_Your objective_: What is the number of lines in the entries that contain the word "USDJPY"? Reply with that number only.

_Material to process_:
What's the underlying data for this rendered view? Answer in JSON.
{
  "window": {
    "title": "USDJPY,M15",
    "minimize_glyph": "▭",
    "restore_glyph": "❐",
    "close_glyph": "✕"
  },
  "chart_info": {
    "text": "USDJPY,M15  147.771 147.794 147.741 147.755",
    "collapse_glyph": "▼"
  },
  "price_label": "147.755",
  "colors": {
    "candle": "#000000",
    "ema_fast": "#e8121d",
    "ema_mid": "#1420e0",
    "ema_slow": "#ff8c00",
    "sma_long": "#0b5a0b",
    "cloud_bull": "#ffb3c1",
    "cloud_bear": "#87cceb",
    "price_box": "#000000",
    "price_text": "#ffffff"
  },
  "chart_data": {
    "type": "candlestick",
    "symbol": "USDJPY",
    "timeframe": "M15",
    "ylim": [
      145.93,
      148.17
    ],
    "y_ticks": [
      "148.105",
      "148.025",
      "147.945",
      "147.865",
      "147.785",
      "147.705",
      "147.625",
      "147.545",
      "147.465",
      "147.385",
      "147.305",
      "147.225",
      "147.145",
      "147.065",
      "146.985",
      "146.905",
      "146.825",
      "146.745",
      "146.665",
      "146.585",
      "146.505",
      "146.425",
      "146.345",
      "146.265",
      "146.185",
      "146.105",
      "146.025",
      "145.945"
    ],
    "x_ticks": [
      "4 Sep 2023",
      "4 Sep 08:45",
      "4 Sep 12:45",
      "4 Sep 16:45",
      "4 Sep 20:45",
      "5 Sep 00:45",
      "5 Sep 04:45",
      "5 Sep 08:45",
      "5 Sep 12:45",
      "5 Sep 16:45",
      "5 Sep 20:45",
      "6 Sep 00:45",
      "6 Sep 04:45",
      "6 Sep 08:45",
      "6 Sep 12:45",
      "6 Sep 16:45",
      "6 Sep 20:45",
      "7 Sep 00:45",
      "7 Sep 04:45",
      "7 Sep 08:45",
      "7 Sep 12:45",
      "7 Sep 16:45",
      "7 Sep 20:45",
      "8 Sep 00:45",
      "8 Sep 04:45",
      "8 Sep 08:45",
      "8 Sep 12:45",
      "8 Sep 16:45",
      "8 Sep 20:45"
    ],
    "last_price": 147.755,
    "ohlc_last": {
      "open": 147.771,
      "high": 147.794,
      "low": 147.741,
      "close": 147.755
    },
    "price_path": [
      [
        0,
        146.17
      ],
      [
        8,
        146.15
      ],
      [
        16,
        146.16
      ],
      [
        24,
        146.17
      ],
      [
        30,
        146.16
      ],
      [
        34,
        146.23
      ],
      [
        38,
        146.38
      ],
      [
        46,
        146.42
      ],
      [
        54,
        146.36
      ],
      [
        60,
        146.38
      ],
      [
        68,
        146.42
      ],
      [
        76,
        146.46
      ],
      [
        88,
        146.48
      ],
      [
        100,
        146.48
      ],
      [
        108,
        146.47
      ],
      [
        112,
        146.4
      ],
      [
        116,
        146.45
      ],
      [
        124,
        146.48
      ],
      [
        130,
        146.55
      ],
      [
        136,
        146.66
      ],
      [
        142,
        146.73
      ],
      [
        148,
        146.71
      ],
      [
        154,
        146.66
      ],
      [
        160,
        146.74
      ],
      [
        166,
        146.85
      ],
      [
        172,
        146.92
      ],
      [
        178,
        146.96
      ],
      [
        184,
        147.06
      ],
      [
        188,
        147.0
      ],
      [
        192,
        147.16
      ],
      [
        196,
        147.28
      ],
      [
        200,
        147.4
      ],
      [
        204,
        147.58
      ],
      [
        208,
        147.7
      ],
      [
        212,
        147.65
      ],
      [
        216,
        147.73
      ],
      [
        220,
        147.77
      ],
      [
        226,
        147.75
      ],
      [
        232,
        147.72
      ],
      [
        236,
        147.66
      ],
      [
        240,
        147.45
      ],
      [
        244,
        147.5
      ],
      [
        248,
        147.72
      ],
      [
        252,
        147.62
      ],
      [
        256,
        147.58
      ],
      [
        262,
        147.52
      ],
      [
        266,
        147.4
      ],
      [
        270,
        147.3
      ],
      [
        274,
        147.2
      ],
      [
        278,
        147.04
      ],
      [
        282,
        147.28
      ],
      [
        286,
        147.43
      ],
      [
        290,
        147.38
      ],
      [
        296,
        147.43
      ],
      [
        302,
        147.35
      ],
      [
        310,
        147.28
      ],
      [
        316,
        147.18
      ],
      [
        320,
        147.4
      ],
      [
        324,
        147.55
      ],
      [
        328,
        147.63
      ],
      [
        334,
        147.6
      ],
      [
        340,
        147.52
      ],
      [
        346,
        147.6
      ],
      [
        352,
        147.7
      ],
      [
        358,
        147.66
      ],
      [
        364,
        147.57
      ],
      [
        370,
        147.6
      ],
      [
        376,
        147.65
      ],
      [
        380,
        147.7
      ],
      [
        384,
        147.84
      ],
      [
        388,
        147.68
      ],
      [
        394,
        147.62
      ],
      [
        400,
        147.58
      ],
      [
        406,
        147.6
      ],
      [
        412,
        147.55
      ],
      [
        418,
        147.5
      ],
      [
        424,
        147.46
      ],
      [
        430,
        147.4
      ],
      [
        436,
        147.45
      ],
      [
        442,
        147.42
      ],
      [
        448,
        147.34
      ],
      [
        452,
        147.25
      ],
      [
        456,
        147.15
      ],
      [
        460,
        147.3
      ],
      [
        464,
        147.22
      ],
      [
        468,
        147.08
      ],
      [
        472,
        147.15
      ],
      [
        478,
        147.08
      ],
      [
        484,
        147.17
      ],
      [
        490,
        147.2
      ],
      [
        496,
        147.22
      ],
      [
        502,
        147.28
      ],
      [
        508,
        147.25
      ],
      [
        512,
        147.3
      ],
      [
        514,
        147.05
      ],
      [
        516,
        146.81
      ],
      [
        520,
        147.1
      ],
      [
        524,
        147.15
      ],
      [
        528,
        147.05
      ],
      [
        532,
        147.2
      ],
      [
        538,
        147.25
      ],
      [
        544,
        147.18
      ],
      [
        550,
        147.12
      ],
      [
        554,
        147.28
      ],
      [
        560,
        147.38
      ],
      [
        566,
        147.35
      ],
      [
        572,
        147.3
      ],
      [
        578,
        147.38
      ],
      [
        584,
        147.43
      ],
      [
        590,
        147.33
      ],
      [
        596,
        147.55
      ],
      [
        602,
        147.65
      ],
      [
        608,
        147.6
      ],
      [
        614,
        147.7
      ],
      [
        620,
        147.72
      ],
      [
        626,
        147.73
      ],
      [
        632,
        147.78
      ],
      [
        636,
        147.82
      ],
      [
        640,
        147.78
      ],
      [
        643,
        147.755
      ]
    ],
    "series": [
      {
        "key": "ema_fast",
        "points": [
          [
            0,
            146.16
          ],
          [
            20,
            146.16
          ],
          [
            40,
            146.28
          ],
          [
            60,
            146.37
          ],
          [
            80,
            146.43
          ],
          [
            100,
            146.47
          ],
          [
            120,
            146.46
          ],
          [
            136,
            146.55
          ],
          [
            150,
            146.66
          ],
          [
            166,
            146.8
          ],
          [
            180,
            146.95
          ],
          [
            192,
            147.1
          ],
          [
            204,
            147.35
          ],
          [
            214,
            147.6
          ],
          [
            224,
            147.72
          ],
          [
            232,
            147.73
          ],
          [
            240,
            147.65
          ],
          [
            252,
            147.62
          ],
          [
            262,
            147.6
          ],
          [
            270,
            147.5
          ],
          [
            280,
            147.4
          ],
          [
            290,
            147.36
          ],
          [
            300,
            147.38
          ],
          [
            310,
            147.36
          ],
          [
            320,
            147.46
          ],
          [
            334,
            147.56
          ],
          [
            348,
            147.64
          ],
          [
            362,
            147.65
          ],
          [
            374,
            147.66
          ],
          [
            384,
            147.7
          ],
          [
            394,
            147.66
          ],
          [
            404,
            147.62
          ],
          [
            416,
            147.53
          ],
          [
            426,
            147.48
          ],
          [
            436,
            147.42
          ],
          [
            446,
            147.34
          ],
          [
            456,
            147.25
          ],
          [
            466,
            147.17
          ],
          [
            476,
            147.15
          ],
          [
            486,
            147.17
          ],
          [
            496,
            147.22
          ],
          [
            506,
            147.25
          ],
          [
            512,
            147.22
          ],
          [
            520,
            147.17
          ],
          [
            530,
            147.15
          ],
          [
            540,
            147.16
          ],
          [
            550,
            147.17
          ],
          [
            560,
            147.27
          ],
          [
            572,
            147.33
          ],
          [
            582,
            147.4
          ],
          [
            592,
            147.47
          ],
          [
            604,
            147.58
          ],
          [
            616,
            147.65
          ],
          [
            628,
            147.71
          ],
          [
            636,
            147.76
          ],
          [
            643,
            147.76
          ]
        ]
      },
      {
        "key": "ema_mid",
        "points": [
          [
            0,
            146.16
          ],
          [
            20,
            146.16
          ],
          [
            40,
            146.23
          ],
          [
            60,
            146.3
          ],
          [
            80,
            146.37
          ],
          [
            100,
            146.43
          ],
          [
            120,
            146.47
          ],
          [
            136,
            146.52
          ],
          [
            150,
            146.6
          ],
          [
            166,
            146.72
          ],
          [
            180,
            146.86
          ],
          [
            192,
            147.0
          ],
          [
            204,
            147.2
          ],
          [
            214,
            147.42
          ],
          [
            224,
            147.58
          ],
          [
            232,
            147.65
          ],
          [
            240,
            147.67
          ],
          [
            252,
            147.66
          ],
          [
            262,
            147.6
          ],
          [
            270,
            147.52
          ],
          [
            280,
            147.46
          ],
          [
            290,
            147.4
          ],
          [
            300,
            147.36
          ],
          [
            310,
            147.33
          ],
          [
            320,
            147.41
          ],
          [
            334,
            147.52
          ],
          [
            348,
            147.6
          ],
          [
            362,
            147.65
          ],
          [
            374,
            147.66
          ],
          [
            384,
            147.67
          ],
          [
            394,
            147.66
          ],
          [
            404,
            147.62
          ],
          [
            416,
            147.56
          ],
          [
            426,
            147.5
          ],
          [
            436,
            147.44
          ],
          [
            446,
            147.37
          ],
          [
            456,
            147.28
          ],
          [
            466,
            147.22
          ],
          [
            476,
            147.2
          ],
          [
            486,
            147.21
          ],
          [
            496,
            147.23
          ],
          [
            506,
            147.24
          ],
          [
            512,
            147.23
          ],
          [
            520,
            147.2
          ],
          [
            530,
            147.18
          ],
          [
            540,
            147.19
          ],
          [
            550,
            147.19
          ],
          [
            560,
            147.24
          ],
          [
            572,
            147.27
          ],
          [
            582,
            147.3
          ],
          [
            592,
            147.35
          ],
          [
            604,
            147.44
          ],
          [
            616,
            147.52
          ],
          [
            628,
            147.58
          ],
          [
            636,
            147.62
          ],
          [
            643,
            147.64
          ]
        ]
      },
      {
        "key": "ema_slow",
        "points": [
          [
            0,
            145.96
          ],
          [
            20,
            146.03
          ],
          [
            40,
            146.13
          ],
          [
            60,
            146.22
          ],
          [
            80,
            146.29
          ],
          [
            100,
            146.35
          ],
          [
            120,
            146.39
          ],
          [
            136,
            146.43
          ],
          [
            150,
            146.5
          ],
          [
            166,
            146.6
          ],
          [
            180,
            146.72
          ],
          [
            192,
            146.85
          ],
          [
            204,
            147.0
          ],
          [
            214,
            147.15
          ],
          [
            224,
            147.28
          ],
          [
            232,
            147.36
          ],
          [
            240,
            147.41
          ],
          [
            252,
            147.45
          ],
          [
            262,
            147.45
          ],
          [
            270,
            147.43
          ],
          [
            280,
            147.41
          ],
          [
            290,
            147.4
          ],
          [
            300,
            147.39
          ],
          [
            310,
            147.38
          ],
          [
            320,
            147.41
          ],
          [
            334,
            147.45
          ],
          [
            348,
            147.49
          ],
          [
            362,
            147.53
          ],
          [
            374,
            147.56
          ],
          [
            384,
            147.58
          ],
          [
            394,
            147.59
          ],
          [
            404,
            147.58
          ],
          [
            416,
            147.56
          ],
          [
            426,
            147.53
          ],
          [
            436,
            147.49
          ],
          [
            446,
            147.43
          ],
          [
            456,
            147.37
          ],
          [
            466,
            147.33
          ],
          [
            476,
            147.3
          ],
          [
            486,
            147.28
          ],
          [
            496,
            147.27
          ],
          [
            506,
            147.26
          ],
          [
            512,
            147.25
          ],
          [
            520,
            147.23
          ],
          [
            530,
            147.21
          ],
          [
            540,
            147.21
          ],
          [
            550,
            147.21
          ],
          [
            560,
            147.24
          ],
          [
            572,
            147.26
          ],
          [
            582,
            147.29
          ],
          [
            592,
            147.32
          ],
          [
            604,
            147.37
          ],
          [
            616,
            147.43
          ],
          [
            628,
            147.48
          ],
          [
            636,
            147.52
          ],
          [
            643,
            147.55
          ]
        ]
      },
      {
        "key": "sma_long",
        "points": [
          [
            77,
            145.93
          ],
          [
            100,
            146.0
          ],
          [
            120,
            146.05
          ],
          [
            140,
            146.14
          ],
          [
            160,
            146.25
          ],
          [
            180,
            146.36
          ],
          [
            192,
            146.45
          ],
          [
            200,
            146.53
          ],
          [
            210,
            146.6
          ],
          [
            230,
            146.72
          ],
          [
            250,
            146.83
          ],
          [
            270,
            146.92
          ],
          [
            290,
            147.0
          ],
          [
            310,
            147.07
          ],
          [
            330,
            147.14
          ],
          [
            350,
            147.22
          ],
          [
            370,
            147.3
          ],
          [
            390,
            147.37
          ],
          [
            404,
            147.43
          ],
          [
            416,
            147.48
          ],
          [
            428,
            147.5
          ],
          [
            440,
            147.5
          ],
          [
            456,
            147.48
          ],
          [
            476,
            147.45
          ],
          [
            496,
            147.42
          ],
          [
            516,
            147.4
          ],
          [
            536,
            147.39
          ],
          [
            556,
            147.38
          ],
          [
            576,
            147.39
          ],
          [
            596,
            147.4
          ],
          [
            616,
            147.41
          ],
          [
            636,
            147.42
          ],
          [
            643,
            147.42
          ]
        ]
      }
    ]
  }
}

_Response_: 3